In the multi camera video released on the Fire Safety Research Institute´s homepage, the e-scooter has been intentionally overcharged almost two hours, inside the living room of a four bedroom family bungalow.
At 1 hour and 38 seconds, the thermal camera starts showing signs of the battery heating up. Only 60 seconds later, smoke and gases can be seen being released from the e-scooter. Only ten seconds (!) later, an explosive fire development was recorded and the entire living room is lit by the radiant heat within less than three seconds.
E-bike, e-scooter and other e-mobility devices have become common modes of transportation. These devices are often powered by lithium-ion batteries due to their favorable combination of low weight and high energy density. If these batteries fail, they have the potential to catch fire and cause explosions.
To better understand these failures, UL’s Fire Safety Research Institute (FSRI) has initiated a research project in partnership with the Fire Department of the City of New York (FDNY). This project studies and seeks to answer the following questions through conducting experiments in both laboratory and residential test structure settings using carefully designed and placed instrumentation:
- How does a common e-scooter battery fail when exposed to different thermal runaway initiation methods (i.e. overcharge, external heating)?
- Are there differences in battery failure behavior for thermal runaway initiated by external heating versus overcharge?
- What fire dynamics result from an e-scooter that is overcharged into thermal runaway?
- Are there differences between an e-scooter fire in a bedroom with the door closed and an e-scooter fire in a living room open to the remainder of the home?
- If occupants are in the home, what thermal and gas concentration exposure will they experience?
- Are there considerations for the public or fire service because of these experiments?

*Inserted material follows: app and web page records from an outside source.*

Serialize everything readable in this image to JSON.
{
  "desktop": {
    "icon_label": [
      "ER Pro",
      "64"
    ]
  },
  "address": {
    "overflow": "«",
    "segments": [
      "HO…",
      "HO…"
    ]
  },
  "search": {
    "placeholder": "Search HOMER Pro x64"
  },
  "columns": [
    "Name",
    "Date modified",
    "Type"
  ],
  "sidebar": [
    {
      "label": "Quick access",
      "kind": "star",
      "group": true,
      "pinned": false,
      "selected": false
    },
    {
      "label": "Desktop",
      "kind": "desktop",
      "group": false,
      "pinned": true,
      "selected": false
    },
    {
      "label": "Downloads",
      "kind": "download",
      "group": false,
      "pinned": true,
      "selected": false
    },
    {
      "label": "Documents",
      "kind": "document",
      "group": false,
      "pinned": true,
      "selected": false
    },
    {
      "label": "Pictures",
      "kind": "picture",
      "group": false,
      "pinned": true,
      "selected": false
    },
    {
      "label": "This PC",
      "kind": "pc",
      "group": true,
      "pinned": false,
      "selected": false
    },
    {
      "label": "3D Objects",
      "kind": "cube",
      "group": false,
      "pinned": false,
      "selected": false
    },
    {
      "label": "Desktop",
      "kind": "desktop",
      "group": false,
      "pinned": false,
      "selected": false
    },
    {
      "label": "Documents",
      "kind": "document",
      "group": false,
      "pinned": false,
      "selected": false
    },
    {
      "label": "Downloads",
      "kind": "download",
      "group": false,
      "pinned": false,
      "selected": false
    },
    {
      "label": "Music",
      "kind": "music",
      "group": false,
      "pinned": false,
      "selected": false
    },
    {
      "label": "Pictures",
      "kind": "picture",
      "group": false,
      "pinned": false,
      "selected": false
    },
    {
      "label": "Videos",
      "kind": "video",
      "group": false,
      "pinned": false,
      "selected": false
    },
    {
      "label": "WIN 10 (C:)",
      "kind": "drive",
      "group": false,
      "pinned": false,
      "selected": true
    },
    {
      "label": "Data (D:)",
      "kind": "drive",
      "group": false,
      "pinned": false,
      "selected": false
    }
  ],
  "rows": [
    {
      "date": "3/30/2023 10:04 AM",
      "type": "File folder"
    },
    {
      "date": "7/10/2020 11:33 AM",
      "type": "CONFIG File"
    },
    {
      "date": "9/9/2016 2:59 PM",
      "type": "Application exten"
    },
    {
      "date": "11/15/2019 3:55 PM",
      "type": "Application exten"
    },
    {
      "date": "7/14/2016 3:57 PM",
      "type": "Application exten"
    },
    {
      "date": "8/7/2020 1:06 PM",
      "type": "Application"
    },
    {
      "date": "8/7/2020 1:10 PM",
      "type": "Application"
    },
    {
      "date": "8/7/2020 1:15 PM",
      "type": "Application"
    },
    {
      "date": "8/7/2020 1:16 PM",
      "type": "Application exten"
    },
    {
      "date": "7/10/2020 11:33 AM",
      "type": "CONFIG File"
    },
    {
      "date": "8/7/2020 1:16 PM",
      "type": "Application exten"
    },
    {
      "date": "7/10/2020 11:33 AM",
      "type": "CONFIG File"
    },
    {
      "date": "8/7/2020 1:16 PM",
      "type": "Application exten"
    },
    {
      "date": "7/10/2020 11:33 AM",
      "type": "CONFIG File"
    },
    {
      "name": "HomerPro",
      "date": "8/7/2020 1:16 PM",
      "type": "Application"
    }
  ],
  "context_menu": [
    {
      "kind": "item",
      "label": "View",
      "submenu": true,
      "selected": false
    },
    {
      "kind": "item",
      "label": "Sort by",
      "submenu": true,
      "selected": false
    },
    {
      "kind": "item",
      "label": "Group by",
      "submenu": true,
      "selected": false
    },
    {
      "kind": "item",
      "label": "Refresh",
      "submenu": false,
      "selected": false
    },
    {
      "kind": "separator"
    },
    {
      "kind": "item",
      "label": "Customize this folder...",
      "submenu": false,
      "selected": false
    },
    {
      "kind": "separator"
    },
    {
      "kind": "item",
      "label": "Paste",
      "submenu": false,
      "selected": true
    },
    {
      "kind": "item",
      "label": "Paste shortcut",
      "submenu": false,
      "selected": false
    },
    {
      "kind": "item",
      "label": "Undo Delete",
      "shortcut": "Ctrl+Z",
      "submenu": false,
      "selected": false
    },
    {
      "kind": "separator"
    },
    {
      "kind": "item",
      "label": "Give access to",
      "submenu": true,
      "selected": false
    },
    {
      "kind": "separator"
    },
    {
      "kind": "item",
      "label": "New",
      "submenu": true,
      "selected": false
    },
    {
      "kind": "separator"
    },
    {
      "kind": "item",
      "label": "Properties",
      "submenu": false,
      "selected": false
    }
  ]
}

FDNY is experiencing a concerning trend in electric mobility (e-bike, e-scooter, etc.) device fires. In 2021 alone, NYC responded to 104 fires that were initiated by lithium-ion batteries, resulting in 79 injuries and 4 deaths. Some of these fires have shown damage from pressure as seen in video on this page. Through their response to these incidents, FDNY has gained valuable insight and knowledge. This information was shared when they held a first of its kind symposium titled “Lithium-Ion Batteries: Challenges for the Fire Service” in partnership with the FDNY Foundation, FSRI and NFPA. This symposium was held September 6-7, 2022, with over 300 attendees with the intent to learn more about the hazards of lithium-ion batteries and share knowledge about operating with this evolving hazard.